Task directions: Look for "chevron" in the listing below. Gather each line that contains it.

Extracted records:
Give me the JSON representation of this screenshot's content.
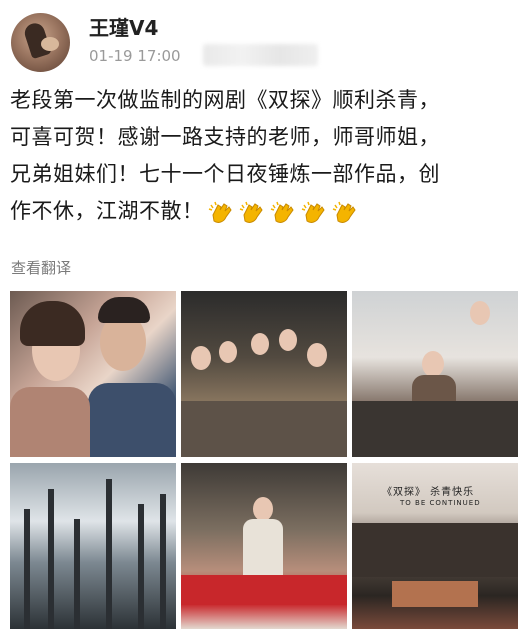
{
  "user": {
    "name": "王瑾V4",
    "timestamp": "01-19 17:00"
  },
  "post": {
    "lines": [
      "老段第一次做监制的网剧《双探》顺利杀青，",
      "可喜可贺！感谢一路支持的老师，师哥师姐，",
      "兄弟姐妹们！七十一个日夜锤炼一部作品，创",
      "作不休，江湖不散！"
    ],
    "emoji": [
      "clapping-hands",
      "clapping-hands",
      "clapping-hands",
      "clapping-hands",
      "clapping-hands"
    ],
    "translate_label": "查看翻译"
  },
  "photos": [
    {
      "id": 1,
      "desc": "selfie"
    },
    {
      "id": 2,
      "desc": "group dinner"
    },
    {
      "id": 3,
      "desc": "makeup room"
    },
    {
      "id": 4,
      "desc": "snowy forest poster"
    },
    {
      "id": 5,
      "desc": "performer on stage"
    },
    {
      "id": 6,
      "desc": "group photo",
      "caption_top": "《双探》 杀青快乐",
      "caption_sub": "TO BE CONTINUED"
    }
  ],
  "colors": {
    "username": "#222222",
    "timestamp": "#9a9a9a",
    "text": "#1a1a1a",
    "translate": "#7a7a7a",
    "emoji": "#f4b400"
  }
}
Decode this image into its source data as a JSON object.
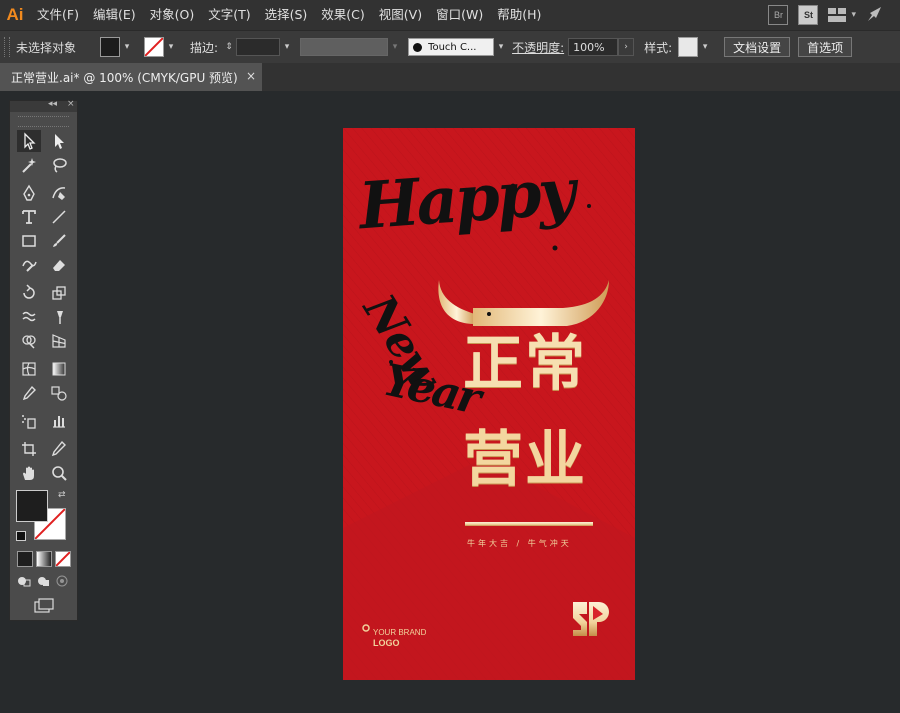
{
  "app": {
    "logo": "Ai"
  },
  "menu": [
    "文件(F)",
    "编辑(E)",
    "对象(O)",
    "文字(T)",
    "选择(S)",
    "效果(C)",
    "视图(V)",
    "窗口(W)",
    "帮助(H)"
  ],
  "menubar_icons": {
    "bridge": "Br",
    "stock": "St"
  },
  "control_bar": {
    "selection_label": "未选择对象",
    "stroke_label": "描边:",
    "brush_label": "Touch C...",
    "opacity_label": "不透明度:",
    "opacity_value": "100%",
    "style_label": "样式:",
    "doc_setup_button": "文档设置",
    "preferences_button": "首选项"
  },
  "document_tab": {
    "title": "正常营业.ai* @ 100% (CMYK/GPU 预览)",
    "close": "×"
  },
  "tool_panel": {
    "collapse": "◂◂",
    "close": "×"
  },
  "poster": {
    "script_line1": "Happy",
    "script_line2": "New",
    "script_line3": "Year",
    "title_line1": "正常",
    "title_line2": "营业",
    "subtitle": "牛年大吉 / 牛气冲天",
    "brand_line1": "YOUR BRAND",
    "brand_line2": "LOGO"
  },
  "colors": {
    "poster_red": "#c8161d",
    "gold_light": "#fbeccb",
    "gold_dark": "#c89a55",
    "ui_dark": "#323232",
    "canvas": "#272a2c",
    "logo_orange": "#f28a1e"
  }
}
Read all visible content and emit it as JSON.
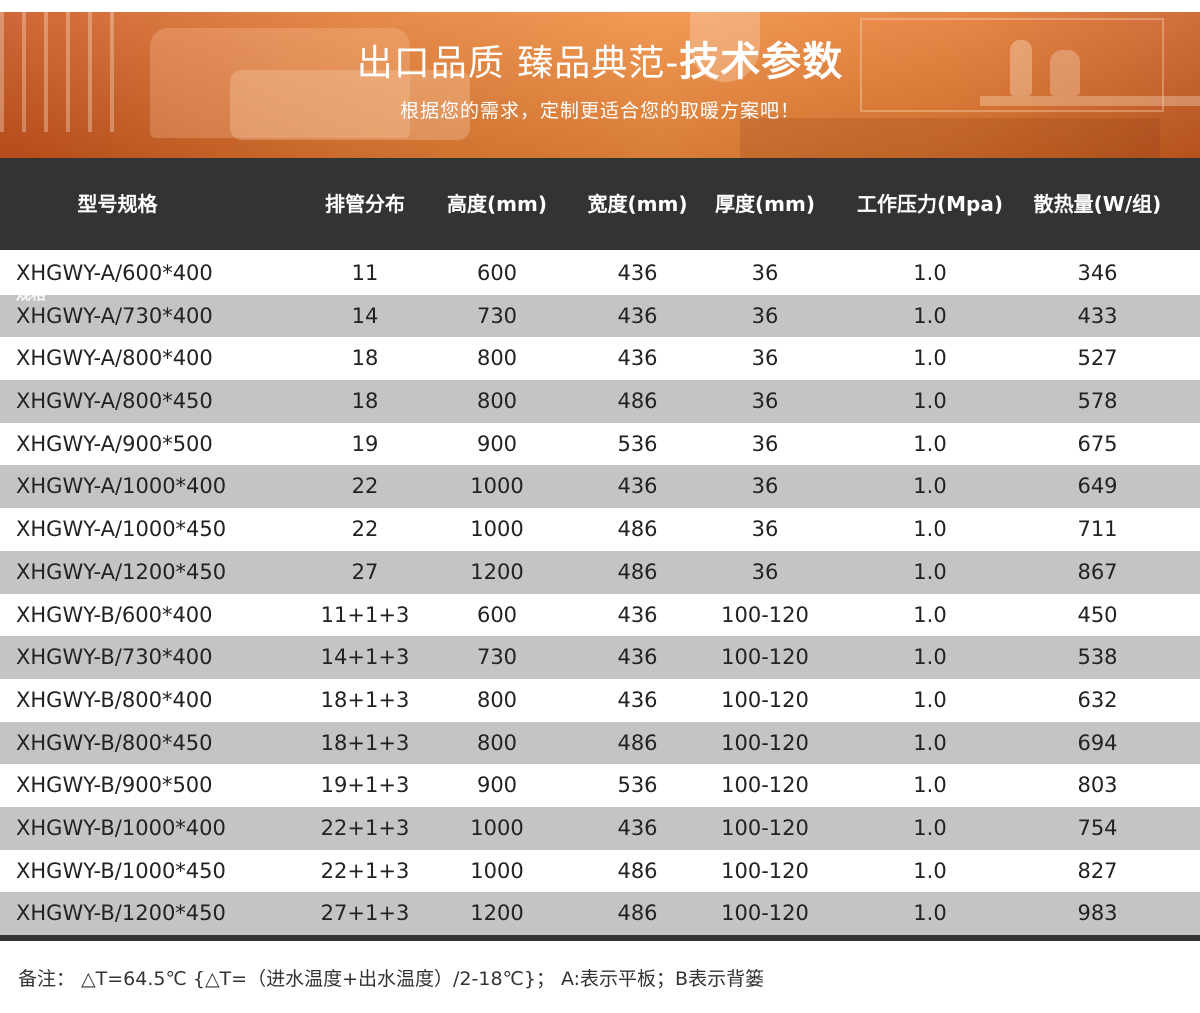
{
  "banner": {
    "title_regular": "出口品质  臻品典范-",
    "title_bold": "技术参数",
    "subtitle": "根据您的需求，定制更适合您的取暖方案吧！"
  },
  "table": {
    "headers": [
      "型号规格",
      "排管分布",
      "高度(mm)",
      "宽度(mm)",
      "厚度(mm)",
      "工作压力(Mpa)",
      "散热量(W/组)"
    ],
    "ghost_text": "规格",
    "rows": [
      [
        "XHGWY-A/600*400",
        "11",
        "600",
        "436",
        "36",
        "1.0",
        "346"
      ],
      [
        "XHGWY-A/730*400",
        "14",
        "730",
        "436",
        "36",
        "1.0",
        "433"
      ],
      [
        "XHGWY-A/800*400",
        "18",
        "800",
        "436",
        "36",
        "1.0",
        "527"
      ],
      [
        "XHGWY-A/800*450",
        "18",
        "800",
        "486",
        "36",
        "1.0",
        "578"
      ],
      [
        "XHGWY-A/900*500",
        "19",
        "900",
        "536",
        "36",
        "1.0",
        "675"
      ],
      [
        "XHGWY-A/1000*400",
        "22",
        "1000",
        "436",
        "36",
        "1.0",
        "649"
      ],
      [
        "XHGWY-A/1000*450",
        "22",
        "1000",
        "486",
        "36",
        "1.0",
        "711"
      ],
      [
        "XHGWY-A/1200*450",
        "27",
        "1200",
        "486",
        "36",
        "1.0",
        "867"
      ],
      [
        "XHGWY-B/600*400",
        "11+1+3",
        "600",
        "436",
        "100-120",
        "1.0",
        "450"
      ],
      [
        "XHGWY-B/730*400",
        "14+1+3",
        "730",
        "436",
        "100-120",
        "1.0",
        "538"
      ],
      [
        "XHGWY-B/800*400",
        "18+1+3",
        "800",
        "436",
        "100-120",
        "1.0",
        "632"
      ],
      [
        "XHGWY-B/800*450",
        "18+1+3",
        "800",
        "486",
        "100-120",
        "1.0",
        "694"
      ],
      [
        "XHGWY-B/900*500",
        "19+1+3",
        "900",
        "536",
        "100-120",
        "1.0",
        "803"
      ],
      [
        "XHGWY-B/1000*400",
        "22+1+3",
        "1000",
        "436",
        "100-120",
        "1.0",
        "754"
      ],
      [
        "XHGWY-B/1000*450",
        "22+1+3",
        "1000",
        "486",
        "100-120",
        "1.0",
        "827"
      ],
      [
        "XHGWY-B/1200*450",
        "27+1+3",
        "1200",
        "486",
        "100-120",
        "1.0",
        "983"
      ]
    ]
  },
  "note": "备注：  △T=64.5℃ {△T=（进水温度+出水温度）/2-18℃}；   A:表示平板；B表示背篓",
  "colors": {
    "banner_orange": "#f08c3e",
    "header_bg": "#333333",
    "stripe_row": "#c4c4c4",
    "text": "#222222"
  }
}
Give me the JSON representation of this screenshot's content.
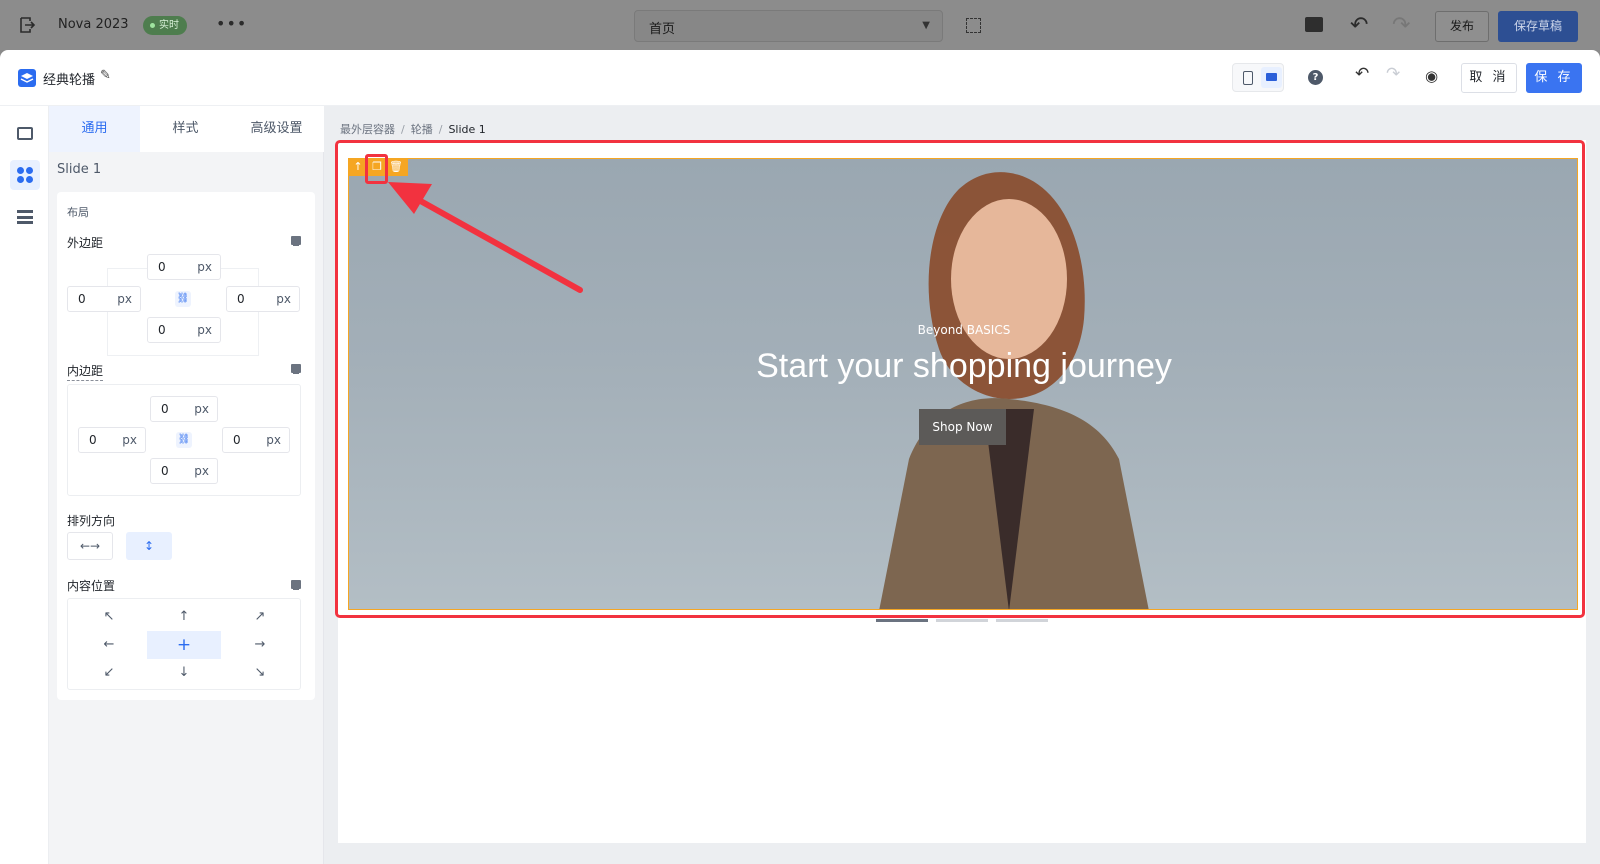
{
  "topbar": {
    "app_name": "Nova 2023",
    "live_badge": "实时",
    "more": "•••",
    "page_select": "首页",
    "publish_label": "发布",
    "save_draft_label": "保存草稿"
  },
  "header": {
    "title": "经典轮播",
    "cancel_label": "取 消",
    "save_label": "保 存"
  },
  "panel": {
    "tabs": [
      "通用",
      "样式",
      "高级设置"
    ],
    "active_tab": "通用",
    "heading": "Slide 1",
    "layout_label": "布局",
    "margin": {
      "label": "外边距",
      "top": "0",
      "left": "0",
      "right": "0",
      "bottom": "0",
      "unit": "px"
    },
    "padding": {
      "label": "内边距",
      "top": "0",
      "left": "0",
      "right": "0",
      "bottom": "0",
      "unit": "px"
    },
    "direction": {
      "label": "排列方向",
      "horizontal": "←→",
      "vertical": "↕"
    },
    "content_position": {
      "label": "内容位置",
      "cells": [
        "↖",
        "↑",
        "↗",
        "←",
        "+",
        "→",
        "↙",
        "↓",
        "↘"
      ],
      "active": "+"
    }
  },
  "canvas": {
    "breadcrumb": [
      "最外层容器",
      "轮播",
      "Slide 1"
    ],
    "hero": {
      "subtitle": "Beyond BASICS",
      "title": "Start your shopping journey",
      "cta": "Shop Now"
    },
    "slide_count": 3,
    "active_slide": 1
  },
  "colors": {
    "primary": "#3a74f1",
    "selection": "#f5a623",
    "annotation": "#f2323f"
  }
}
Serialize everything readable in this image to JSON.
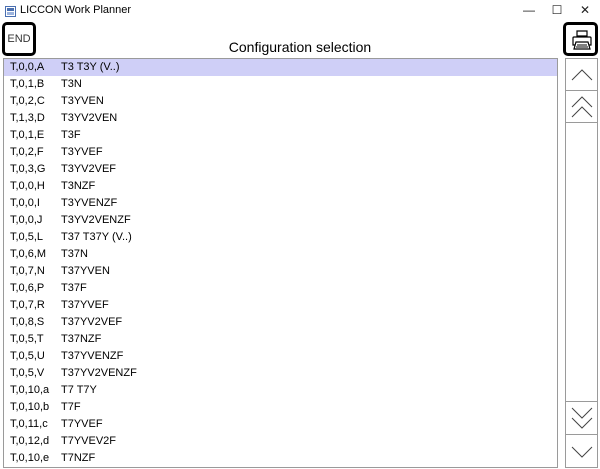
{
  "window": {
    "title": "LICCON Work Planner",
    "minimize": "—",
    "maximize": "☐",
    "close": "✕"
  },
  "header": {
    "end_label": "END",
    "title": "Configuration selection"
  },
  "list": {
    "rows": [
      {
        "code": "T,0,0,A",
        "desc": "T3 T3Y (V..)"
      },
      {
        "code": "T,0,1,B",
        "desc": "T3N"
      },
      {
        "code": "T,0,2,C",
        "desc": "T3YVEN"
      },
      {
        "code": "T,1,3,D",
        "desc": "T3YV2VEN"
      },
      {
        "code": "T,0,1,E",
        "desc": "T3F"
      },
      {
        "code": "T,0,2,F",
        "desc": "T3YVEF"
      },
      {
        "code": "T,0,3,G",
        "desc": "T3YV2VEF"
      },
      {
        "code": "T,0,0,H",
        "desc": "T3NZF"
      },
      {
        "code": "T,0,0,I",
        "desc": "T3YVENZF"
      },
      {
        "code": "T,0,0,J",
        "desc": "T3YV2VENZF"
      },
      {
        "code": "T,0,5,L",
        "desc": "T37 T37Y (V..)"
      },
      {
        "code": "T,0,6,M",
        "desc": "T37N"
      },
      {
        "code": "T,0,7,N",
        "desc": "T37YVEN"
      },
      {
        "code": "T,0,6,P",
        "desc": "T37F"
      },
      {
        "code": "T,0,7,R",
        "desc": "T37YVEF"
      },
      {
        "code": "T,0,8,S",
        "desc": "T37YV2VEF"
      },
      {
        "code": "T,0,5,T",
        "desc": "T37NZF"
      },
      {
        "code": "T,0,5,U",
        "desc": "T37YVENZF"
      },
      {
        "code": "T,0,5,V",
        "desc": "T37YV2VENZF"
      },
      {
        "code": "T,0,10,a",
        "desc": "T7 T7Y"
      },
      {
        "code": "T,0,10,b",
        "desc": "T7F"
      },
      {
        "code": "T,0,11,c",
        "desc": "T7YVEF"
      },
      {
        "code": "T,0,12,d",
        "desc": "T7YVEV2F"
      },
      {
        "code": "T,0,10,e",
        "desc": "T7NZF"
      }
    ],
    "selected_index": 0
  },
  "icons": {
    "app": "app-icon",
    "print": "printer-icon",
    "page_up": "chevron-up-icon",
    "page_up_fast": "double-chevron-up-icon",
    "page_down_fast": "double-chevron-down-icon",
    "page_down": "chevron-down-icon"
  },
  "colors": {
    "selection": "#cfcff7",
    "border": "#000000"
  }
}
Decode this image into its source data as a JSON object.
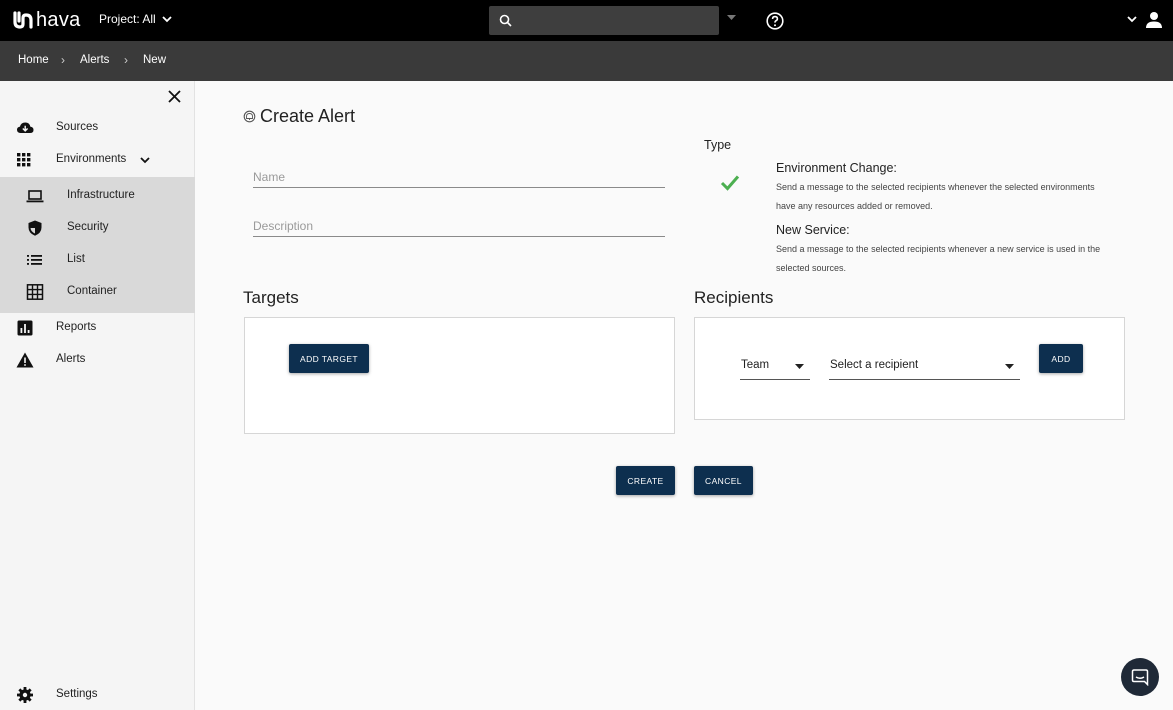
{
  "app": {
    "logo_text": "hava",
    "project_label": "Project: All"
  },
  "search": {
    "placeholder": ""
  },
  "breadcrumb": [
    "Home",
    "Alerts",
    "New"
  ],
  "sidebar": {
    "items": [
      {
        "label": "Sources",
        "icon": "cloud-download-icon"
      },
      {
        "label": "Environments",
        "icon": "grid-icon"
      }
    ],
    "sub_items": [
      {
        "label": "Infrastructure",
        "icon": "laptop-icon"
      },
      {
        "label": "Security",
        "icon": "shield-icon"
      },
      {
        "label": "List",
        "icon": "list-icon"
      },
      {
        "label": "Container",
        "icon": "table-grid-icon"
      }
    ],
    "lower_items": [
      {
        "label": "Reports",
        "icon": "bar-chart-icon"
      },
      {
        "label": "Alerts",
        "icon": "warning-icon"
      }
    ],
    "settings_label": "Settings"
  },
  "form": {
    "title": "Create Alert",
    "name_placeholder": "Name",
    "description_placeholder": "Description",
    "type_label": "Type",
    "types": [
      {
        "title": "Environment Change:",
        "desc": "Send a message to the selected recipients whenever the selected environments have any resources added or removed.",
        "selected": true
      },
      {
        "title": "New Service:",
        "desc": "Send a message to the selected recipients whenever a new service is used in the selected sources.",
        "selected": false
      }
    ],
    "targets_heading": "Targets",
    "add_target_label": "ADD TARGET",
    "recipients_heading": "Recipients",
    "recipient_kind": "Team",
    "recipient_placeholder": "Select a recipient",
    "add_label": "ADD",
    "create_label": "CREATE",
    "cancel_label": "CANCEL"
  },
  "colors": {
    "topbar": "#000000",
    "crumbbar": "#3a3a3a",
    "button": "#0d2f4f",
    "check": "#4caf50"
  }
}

Answer box:
    "page_up": "chevron-up-icon",
    "page_up_fast": "double-chevron-up-icon",
    "page_down_fast": "double-chevron-down-icon",
    "page_down": "chevron-down-icon"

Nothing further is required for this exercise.